Automation in transportation

The study looks at some of the exciting potential with on-road automation, such as driverless vehicles. It also examines many ways in which automation is already providing returns across the supply chain through digitalized load matching and warehouse robotics.

Competitiveness is a key driver for a majority of 3PLs (62 percent) and shippers (57 percent) to invest in automation/ digitization. However, the report also revealed a number of reasons for lack of investment in digitization and automation, including a lack of in-house talent to develop, implement and monitor (12 percent of 3PLs and 10 percent of shippers).

Technology improvements in supply chain, especially in the area of fleet operations, have had positive impacts on the industry,” said Tom Scollard, Penske Logistics vice-president of dedicated contract carriage. “It has allowed 3PLs to operate fleets that are safer and more efficient for the customer.”

Logistics talent revolution

Technology is reframing the demands on the workforce, particularly within the supply chain where automation, digitization and data collection capabilities are growing rapidly. Supply chain leaders and logistics executives play even more critical roles as companies work to build more efficient and technologically advanced supply chains.

“It’s no surprise that technology continues to unlock unforeseen value across the global supply chain in a variety of ways,” said Neil Collins, regional managing partner for Korn Ferry’s North American industrial markets. “To leverage the potential upside, organizations must now rethink their talent strategy from top to bottom. The supply chain/logistics leader must now be agile, a strategist, a visionary and a collaborator. The entire supply chain organization must now compete with technology, and the winners will be those that elevate their people using technology, rather than replacing them with it.”

Risk and resilience in shipper-3PL relationships

Through all the technological advances, the opportunity to improve upon the risk versus resilience in relationships between 3PLs and shippers continues: 79 percent of 3PLs and 64 percent of shippers report they have been involved in projects in which the ability to execute quickly was directly impacted by lack of complete, accurate and consistent information provided by the shipper.

The study shows a large increase in the percentage of shippers seeking information technology (IT) services from 3PLs, with 27 percent indicating outsourcing of IT services in the 2018 study compared to 17 percent in the previous year.
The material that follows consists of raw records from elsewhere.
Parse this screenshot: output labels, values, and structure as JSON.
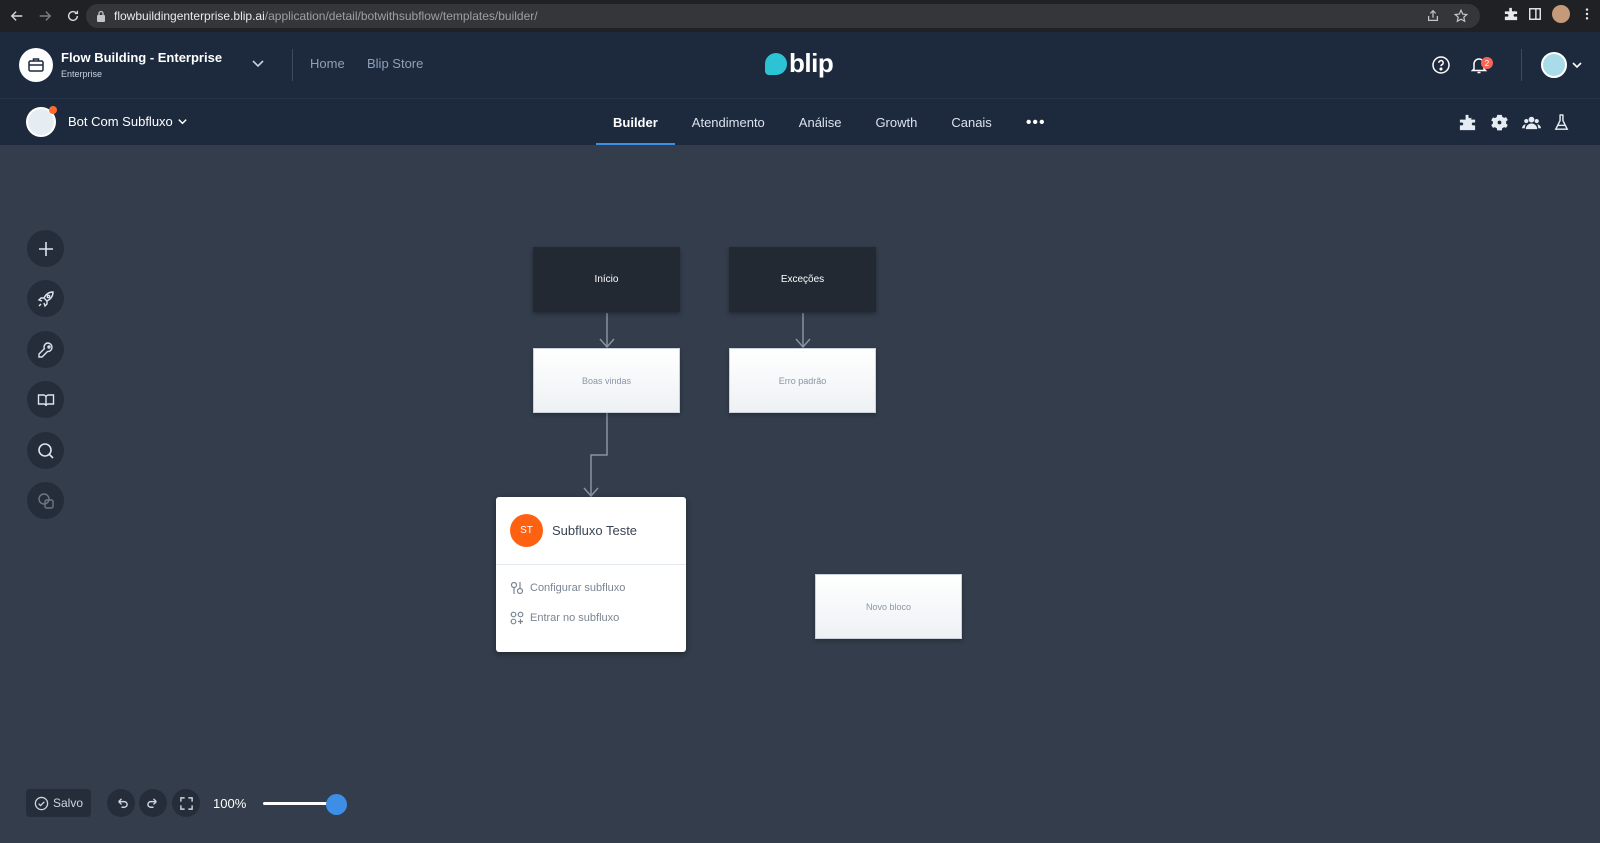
{
  "browser": {
    "url_host": "flowbuildingenterprise.blip.ai",
    "url_path": "/application/detail/botwithsubflow/templates/builder/"
  },
  "header": {
    "org_name": "Flow Building - Enterprise",
    "org_sub": "Enterprise",
    "links": [
      "Home",
      "Blip Store"
    ],
    "brand": "blip",
    "notification_count": "2"
  },
  "subheader": {
    "bot_name": "Bot Com Subfluxo",
    "tabs": [
      "Builder",
      "Atendimento",
      "Análise",
      "Growth",
      "Canais"
    ],
    "more": "•••"
  },
  "canvas": {
    "blocks": {
      "inicio": "Início",
      "excecoes": "Exceções",
      "boas_vindas": "Boas vindas",
      "erro_padrao": "Erro padrão",
      "novo_bloco": "Novo bloco"
    },
    "subflow": {
      "badge": "ST",
      "title": "Subfluxo Teste",
      "configure": "Configurar subfluxo",
      "enter": "Entrar no subfluxo"
    }
  },
  "footer": {
    "saved": "Salvo",
    "zoom": "100%",
    "zoom_level_percent": 100
  },
  "colors": {
    "accent": "#3f8ee5",
    "brand": "#2cc3d5",
    "subflow_badge": "#ff6112",
    "header_bg": "#1d2a3e",
    "canvas_bg": "#333d4b"
  }
}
However, the percentage of shippers indicating satisfaction dropped slightly this year from 65 percent to 56 percent, potentially due to higher expectations among shippers as technology has improved or because shippers are seeking enhanced analytical capabilities to help drive more effective supply chain decisions.

The 2018 study was produced by Penske Logistics, the global logistics and supply chain management provider, Infosys Consulting, the strategy and transformation consulting arm of Infosys, Penn State University, and global talent advisory firm Korn/Ferry.
The study attracted 580 respondents, a 65 percent increase over the number of participants taking part last year. The study report and additional materials can be viewed online at www.3PLstudy.com.